Just these 13 dots, when placed in motion, instantly convey a very clear picture. We can even determine the gender of the person walking or recognize friends, just from displays like this. But now take a look at this movie:
It might take a bit longer, but soon we get the idea.
So we can even recognize “unnatural” movies like an upside-down version of the first movie. Now how about this:
This too is an “upside-down” movie, but this time the “walker” is actually an acrobat walking on his hands. Again, for most people, it’s trivial to tell the difference between the upside-down walker and the man walking on his hands. But these videos give rise to an interesting question: what do we recognize first from these displays: the shape of the figure or the type of motion we’re seeing?

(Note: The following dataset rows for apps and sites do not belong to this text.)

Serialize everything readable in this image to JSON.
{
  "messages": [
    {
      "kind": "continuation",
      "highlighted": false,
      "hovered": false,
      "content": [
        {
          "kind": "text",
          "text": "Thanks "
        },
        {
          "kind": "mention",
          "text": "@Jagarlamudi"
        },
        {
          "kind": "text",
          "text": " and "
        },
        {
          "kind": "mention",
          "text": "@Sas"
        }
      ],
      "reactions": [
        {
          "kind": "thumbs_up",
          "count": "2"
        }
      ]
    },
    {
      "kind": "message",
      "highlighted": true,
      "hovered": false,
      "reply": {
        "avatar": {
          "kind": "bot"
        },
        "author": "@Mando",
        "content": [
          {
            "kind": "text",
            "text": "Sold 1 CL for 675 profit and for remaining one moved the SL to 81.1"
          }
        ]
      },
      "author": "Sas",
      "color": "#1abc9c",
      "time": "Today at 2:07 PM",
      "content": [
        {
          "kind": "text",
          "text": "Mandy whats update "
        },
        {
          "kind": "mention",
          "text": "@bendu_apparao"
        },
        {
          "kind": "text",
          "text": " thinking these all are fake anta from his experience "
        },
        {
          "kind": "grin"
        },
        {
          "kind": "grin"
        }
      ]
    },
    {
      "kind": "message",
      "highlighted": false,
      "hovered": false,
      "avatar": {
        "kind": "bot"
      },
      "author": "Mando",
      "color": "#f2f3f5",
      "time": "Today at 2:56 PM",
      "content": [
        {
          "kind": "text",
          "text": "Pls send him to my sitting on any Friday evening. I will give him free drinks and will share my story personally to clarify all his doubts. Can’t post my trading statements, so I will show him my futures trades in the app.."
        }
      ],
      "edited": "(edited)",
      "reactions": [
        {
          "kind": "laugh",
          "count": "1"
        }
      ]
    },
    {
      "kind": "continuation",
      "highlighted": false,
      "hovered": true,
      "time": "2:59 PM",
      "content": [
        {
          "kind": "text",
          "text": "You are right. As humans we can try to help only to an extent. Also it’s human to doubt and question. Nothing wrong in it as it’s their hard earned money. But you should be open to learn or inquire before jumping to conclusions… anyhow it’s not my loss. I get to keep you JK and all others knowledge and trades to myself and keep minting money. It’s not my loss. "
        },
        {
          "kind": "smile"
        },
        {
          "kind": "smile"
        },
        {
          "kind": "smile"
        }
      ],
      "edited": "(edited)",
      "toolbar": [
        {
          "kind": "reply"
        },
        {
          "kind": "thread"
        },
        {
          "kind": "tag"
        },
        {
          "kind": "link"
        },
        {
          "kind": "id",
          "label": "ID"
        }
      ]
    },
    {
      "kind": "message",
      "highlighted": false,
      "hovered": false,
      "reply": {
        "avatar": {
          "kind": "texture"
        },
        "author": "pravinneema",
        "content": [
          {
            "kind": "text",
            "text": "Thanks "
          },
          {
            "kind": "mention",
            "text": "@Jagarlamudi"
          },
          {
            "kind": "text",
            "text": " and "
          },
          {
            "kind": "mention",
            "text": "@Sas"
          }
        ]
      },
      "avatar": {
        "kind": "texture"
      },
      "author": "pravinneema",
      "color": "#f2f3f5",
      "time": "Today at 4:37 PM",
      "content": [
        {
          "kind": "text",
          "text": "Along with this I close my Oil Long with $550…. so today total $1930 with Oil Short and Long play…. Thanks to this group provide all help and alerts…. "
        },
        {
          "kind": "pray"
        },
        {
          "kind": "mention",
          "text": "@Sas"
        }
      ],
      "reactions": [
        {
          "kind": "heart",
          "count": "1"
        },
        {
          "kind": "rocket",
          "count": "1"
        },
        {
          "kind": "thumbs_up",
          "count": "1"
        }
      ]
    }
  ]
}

Thomas Shipley showed movies like these to 23 psychology students, but he made the task more difficult by obscuring the movies with additional distractor dots moving in time with the actual dots representing the walker’s joints. There were two levels of distraction: an equal number of distractor dots and real dots (1:1) or twice as many distractors (2:1). In some displays, there was no walking figure at all, just distractors. The students were asked whether they could see a moving figure in each video. Here are the results:
In both cases, the viewers were significantly less accurate in identifying the upside-down pictures compared to right-side-up pictures. Even though the upside-down walking-on-hands picture looked in some ways like the upright walking-on-feet picture, it was much more difficult for the viewers to recognize. Shipley argues that this demonstrates that viewers recognize the dynamics of a display first — the physical relationship between the motion of the figure and the world. If that motion is unrealistic, it’s more difficult to recognize.
So why is the realistic figure walking on his hands recognized later than the upside-down figure walking on his feet? Perhaps simply because people are less familiar with what “realistic” hand-walking looks like.
Shipley points out that this experiment still leaves many aspects of motion perception unanswered. For example, do we recognize more complex figures in motion (such as two people dancing) in the same way? At some point, must we not group together different aspects of a scene in order to understand what’s going on?
Whatever the answers to these questions, there’s no question that point-light displays are lots of fun. You can see dozens of examples of these displays on Shipley’s web page.
Shipley, T.F. (2003). The effect of object and event orientation on perception of biological motion. Psychological Science, 14(4), 377-380. DOI: 10.1111/1467-9280.24471